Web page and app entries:
────────────────────────────────────────

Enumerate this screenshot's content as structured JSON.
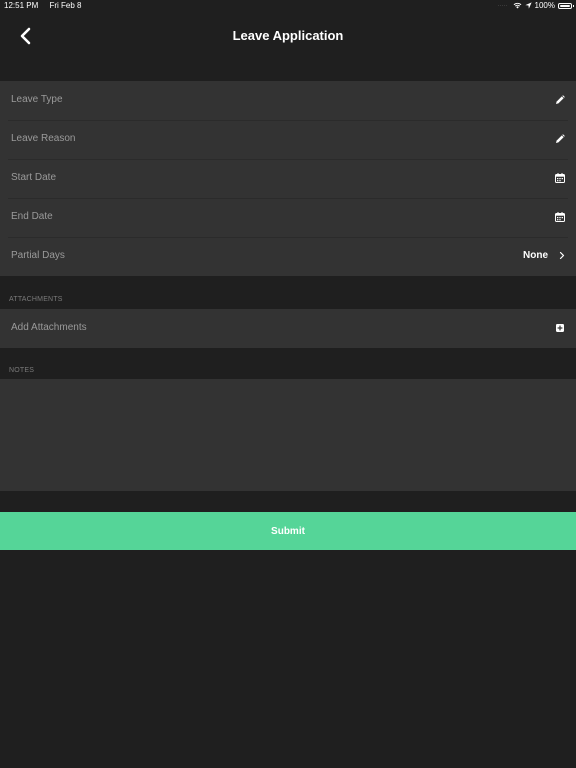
{
  "status_bar": {
    "time": "12:51 PM",
    "date": "Fri Feb 8",
    "battery": "100%",
    "battery_level": 1.0
  },
  "nav": {
    "title": "Leave Application",
    "back_icon": "chevron-left-icon"
  },
  "form": {
    "rows": [
      {
        "label": "Leave Type",
        "icon": "pencil-icon"
      },
      {
        "label": "Leave Reason",
        "icon": "pencil-icon"
      },
      {
        "label": "Start Date",
        "icon": "calendar-icon"
      },
      {
        "label": "End Date",
        "icon": "calendar-icon"
      },
      {
        "label": "Partial Days",
        "value": "None",
        "icon": "chevron-right-icon"
      }
    ]
  },
  "attachments": {
    "header": "ATTACHMENTS",
    "add_label": "Add Attachments",
    "icon": "plus-square-icon"
  },
  "notes": {
    "header": "NOTES",
    "value": ""
  },
  "submit": {
    "label": "Submit"
  },
  "colors": {
    "background": "#1f1f1f",
    "row_background": "#333333",
    "accent": "#55d598"
  }
}
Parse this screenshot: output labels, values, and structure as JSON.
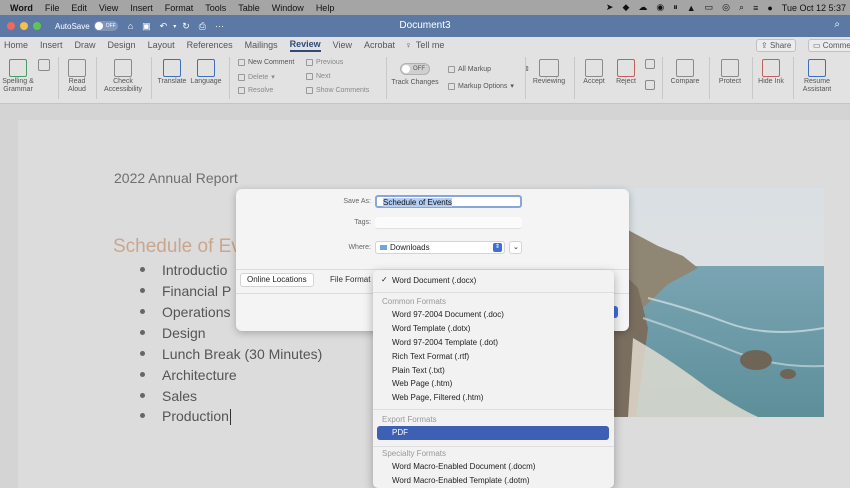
{
  "menubar": {
    "app": "Word",
    "items": [
      "File",
      "Edit",
      "View",
      "Insert",
      "Format",
      "Tools",
      "Table",
      "Window",
      "Help"
    ],
    "clock": "Tue Oct 12  5:37"
  },
  "titlebar": {
    "autosave": "AutoSave",
    "autosave_state": "OFF",
    "document_title": "Document3"
  },
  "tabs": [
    "Home",
    "Insert",
    "Draw",
    "Design",
    "Layout",
    "References",
    "Mailings",
    "Review",
    "View",
    "Acrobat",
    "Tell me"
  ],
  "active_tab": "Review",
  "share": "Share",
  "comments": "Comments",
  "ribbon": {
    "spelling": "Spelling & Grammar",
    "read_aloud": "Read Aloud",
    "check_access": "Check Accessibility",
    "translate": "Translate",
    "language": "Language",
    "new_comment": "New Comment",
    "delete": "Delete",
    "resolve": "Resolve",
    "previous": "Previous",
    "next": "Next",
    "show_comments": "Show Comments",
    "track_toggle": "OFF",
    "track_changes": "Track Changes",
    "all_markup": "All Markup",
    "markup_options": "Markup Options",
    "reviewing": "Reviewing",
    "accept": "Accept",
    "reject": "Reject",
    "compare": "Compare",
    "protect": "Protect",
    "hide_ink": "Hide Ink",
    "resume_assistant": "Resume Assistant"
  },
  "document": {
    "report_title": "2022 Annual Report",
    "heading": "Schedule of Ev",
    "bullets": [
      "Introductio",
      "Financial P",
      "Operations",
      "Design",
      "Lunch Break (30 Minutes)",
      "Architecture",
      "Sales",
      "Production"
    ]
  },
  "save_dialog": {
    "save_as_label": "Save As:",
    "save_as_value": "Schedule of Events",
    "tags_label": "Tags:",
    "where_label": "Where:",
    "where_value": "Downloads",
    "online_locations": "Online Locations",
    "file_format_label": "File Format"
  },
  "format_menu": {
    "selected": "Word Document (.docx)",
    "common_header": "Common Formats",
    "common": [
      "Word 97-2004 Document (.doc)",
      "Word Template (.dotx)",
      "Word 97-2004 Template (.dot)",
      "Rich Text Format (.rtf)",
      "Plain Text (.txt)",
      "Web Page (.htm)",
      "Web Page, Filtered (.htm)"
    ],
    "export_header": "Export Formats",
    "export_highlighted": "PDF",
    "specialty_header": "Specialty Formats",
    "specialty": [
      "Word Macro-Enabled Document (.docm)",
      "Word Macro-Enabled Template (.dotm)"
    ]
  },
  "colors": {
    "titlebar": "#5c79a6",
    "highlight": "#3d5fb4",
    "heading": "#c9a68e"
  }
}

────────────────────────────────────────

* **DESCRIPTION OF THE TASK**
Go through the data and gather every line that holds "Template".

* **EXERCISE RESULT**
      "Word Template (.dotx)",
      "Word 97-2004 Template (.dot)",
      "Word Macro-Enabled Template (.dotm)"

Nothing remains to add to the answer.